  4. In November 2019, topics on the License-Discuss mailing list included best practices for embedding Apache v2 software, a request for public comment on OpenChain, and processes for transitioning code to Public Domain, while the License-Review mailing list members did not hold any discussions over the course of the month. Once again, we would like to thank Amol Meshram, who has joined us here at the OSI to provide these monthly summaries of both the License-Discuss and License-Review mailing lists. If you have any feedback, please let us know.

    1. How to embed Apache v2 software?

    Antoine Thomas was seeking help on how to embed, re-distribute libraries (unmodified), license software and ship under the Open Software License (“OSL”).  To this Kevin P Fleming responded the developer shall distribute source code of software with its licenses, provide copyright notice and adhere to terms and conditions of ‘other’ included software. Florian Weimer is of the opinion that by shipping the entire input to the build system, license compliance will be easier.

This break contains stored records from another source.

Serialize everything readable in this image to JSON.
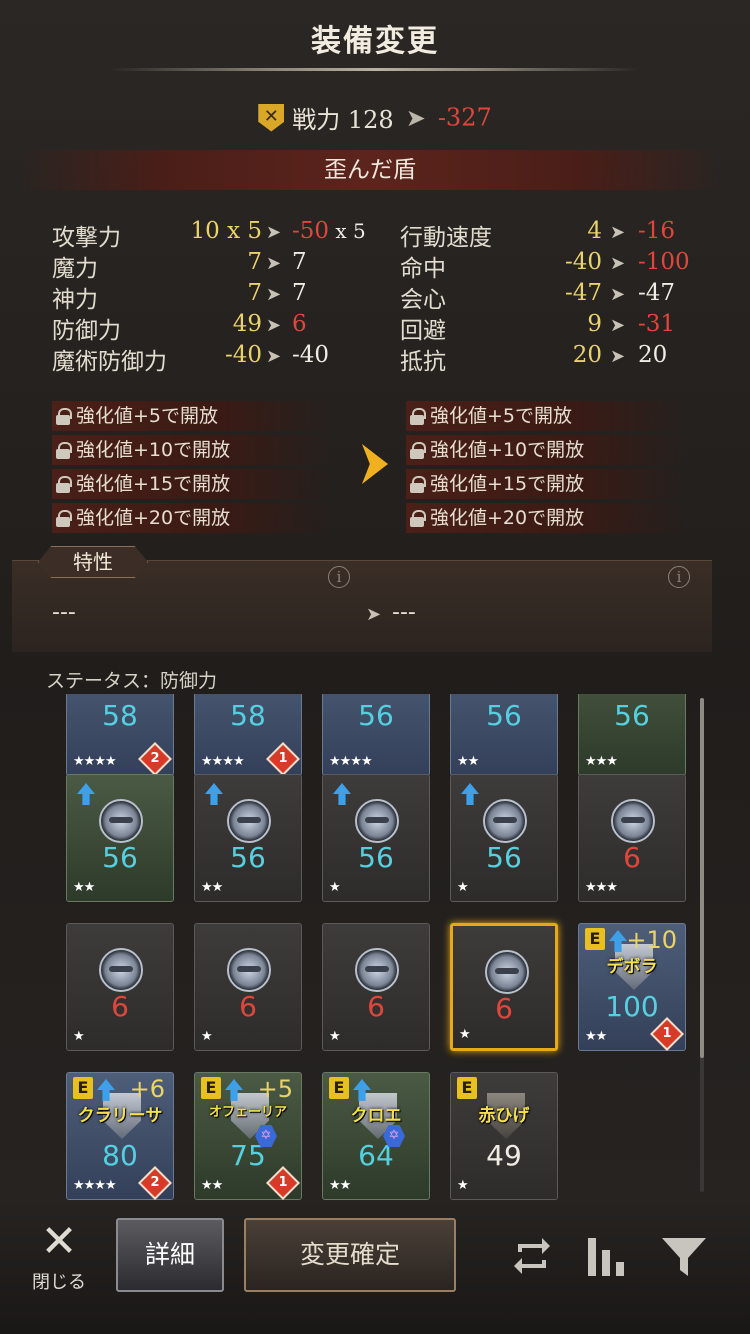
{
  "header": {
    "title": "装備変更"
  },
  "power": {
    "icon": "crossed-swords-shield-icon",
    "from": "戦力 128",
    "to": "-327"
  },
  "item_name": "歪んだ盾",
  "stats_left": [
    {
      "label": "攻撃力",
      "from": "10 x 5",
      "to_val": "-50",
      "to_suffix": " x 5",
      "from_color": "yel",
      "to_color": "red"
    },
    {
      "label": "魔力",
      "from": "7",
      "to_val": "7",
      "to_suffix": "",
      "from_color": "yel",
      "to_color": "wht"
    },
    {
      "label": "神力",
      "from": "7",
      "to_val": "7",
      "to_suffix": "",
      "from_color": "yel",
      "to_color": "wht"
    },
    {
      "label": "防御力",
      "from": "49",
      "to_val": "6",
      "to_suffix": "",
      "from_color": "yel",
      "to_color": "red"
    },
    {
      "label": "魔術防御力",
      "from": "-40",
      "to_val": "-40",
      "to_suffix": "",
      "from_color": "yel",
      "to_color": "wht"
    }
  ],
  "stats_right": [
    {
      "label": "行動速度",
      "from": "4",
      "to_val": "-16",
      "from_color": "yel",
      "to_color": "red"
    },
    {
      "label": "命中",
      "from": "-40",
      "to_val": "-100",
      "from_color": "yel",
      "to_color": "red"
    },
    {
      "label": "会心",
      "from": "-47",
      "to_val": "-47",
      "from_color": "yel",
      "to_color": "wht"
    },
    {
      "label": "回避",
      "from": "9",
      "to_val": "-31",
      "from_color": "yel",
      "to_color": "red"
    },
    {
      "label": "抵抗",
      "from": "20",
      "to_val": "20",
      "from_color": "yel",
      "to_color": "wht"
    }
  ],
  "locks": [
    "強化値+5で開放",
    "強化値+10で開放",
    "強化値+15で開放",
    "強化値+20で開放"
  ],
  "traits": {
    "tag": "特性",
    "left_value": "---",
    "right_value": "---",
    "info_symbol": "i"
  },
  "status_label": "ステータス：防御力",
  "cards": [
    {
      "row": 0,
      "col": 0,
      "bg": "blue",
      "value": "58",
      "value_color": "cyan",
      "stars": "★★★★",
      "badge": "2"
    },
    {
      "row": 0,
      "col": 1,
      "bg": "blue",
      "value": "58",
      "value_color": "cyan",
      "stars": "★★★★",
      "badge": "1"
    },
    {
      "row": 0,
      "col": 2,
      "bg": "blue",
      "value": "56",
      "value_color": "cyan",
      "stars": "★★★★"
    },
    {
      "row": 0,
      "col": 3,
      "bg": "blue",
      "value": "56",
      "value_color": "cyan",
      "stars": "★★"
    },
    {
      "row": 0,
      "col": 4,
      "bg": "green",
      "value": "56",
      "value_color": "cyan",
      "stars": "★★★"
    },
    {
      "row": 1,
      "col": 0,
      "bg": "green",
      "value": "56",
      "value_color": "cyan",
      "stars": "★★",
      "up": true,
      "shield": "round"
    },
    {
      "row": 1,
      "col": 1,
      "bg": "gray",
      "value": "56",
      "value_color": "cyan",
      "stars": "★★",
      "up": true,
      "shield": "round"
    },
    {
      "row": 1,
      "col": 2,
      "bg": "gray",
      "value": "56",
      "value_color": "cyan",
      "stars": "★",
      "up": true,
      "shield": "round"
    },
    {
      "row": 1,
      "col": 3,
      "bg": "gray",
      "value": "56",
      "value_color": "cyan",
      "stars": "★",
      "up": true,
      "shield": "round"
    },
    {
      "row": 1,
      "col": 4,
      "bg": "gray",
      "value": "6",
      "value_color": "red",
      "stars": "★★★",
      "shield": "round"
    },
    {
      "row": 2,
      "col": 0,
      "bg": "gray",
      "value": "6",
      "value_color": "red",
      "stars": "★",
      "shield": "round"
    },
    {
      "row": 2,
      "col": 1,
      "bg": "gray",
      "value": "6",
      "value_color": "red",
      "stars": "★",
      "shield": "round"
    },
    {
      "row": 2,
      "col": 2,
      "bg": "gray",
      "value": "6",
      "value_color": "red",
      "stars": "★",
      "shield": "round"
    },
    {
      "row": 2,
      "col": 3,
      "bg": "gray",
      "value": "6",
      "value_color": "red",
      "stars": "★",
      "shield": "round",
      "selected": true
    },
    {
      "row": 2,
      "col": 4,
      "bg": "blue",
      "value": "100",
      "value_color": "cyan",
      "stars": "★★",
      "badge": "1",
      "equip": "E",
      "up": true,
      "plus": "+10",
      "name": "デボラ",
      "shield": "tall"
    },
    {
      "row": 3,
      "col": 0,
      "bg": "blue",
      "value": "80",
      "value_color": "cyan",
      "stars": "★★★★",
      "badge": "2",
      "equip": "E",
      "up": true,
      "plus": "+6",
      "name": "クラリーサ",
      "shield": "tall"
    },
    {
      "row": 3,
      "col": 1,
      "bg": "green",
      "value": "75",
      "value_color": "cyan",
      "stars": "★★",
      "badge": "1",
      "equip": "E",
      "up": true,
      "plus": "+5",
      "name": "オフェーリア",
      "name_small": true,
      "shield": "tall",
      "hex": true
    },
    {
      "row": 3,
      "col": 2,
      "bg": "green",
      "value": "64",
      "value_color": "cyan",
      "stars": "★★",
      "equip": "E",
      "up": true,
      "name": "クロエ",
      "shield": "tall",
      "hex": true
    },
    {
      "row": 3,
      "col": 3,
      "bg": "gray",
      "value": "49",
      "value_color": "wht",
      "stars": "★",
      "equip": "E",
      "name": "赤ひげ",
      "shield": "tall-dark"
    }
  ],
  "footer": {
    "close_label": "閉じる",
    "detail_label": "詳細",
    "confirm_label": "変更確定",
    "icons": [
      "sync-icon",
      "bar-chart-icon",
      "filter-icon"
    ]
  }
}
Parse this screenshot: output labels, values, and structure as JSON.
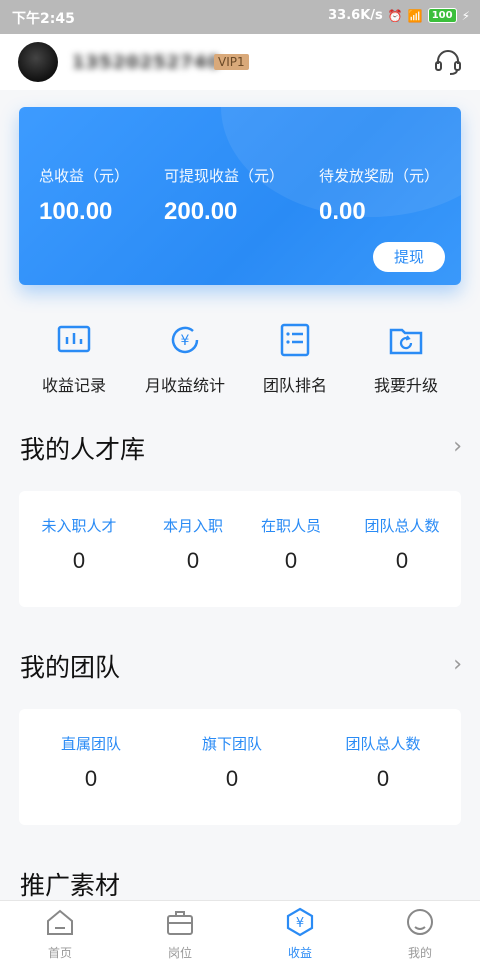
{
  "status_bar": {
    "time": "下午2:45",
    "network_speed": "33.6K/s",
    "battery": "100"
  },
  "profile": {
    "phone": "13520252740",
    "vip": "VIP1"
  },
  "earnings": {
    "total_label": "总收益（元）",
    "total_value": "100.00",
    "withdrawable_label": "可提现收益（元）",
    "withdrawable_value": "200.00",
    "pending_label": "待发放奖励（元）",
    "pending_value": "0.00",
    "withdraw_button": "提现"
  },
  "quick_actions": [
    {
      "label": "收益记录",
      "icon": "chart-icon"
    },
    {
      "label": "月收益统计",
      "icon": "yen-icon"
    },
    {
      "label": "团队排名",
      "icon": "list-icon"
    },
    {
      "label": "我要升级",
      "icon": "folder-upgrade-icon"
    }
  ],
  "talent_pool": {
    "title": "我的人才库",
    "stats": [
      {
        "label": "未入职人才",
        "value": "0"
      },
      {
        "label": "本月入职",
        "value": "0"
      },
      {
        "label": "在职人员",
        "value": "0"
      },
      {
        "label": "团队总人数",
        "value": "0"
      }
    ]
  },
  "my_team": {
    "title": "我的团队",
    "stats": [
      {
        "label": "直属团队",
        "value": "0"
      },
      {
        "label": "旗下团队",
        "value": "0"
      },
      {
        "label": "团队总人数",
        "value": "0"
      }
    ]
  },
  "promo": {
    "title": "推广素材"
  },
  "tabbar": [
    {
      "label": "首页",
      "icon": "home-icon"
    },
    {
      "label": "岗位",
      "icon": "briefcase-icon"
    },
    {
      "label": "收益",
      "icon": "yen-hexagon-icon"
    },
    {
      "label": "我的",
      "icon": "profile-icon"
    }
  ],
  "colors": {
    "accent": "#2a8bf5",
    "card_gradient_start": "#3d9bff",
    "vip_bg": "#d9a97a"
  }
}
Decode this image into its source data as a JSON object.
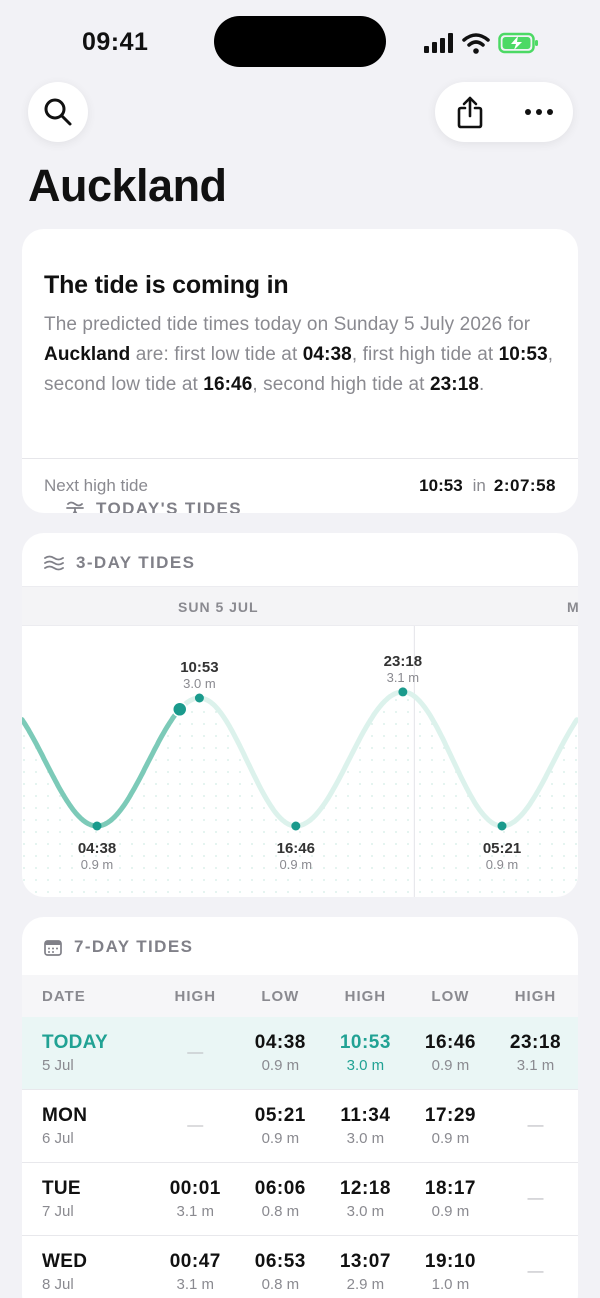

Lawrence Rosen thinks a developer can aggregate Apache V2 and OSL code, as only the derivative works of the OSL must be released under the OSL and Apache doesn’t care. Gustavo G. Mármol is of the opinion that a license should be interpreted based on the jurisdiction of the business entity.

    2. Why will no-one sue GrSecurity for their blatant GPL violation (of GCC and the linux kernel)?

    This email addressed to “RMS” was misdirected to the OSI list. The sender was directed to the Free Software Foundation.

    3. Seeking public comments for the OpenChain specification ISO format version 2.1:

    Gisi, Mark announced that drafting of OpenChain Specification version 2.1 will be conclude on December 10th, if anyone has suggestion please feel free to contact.

    4. Becoming Public Domain After X Years:

    Martin L is interested in knowing about licenses which allow the developer to release code after X years? David Woolley replies that validity of putting content in the public domain depends on the jurisdiction. John Cowan points out that under Copyright Act there is no specific provision for copyright abandonment, but, in general property can be abandoned by overt act. Thorsten Glaser said that some countries do not recognized the public domain and suggested using a permissive license after X years, with an example of “the first 10 years license A, then license B.” Antoine Thomas asks Thotsten Glaser whether a combination of CC-0 & BSL can be used in such cases? Richard Fontana compared the given situation with the ‘copyleft sunset’ provision of the copyleft-next 0.3.1 license, wherein the copyleft provision of the license ceases to apply 15 years after the distribution of the initial work.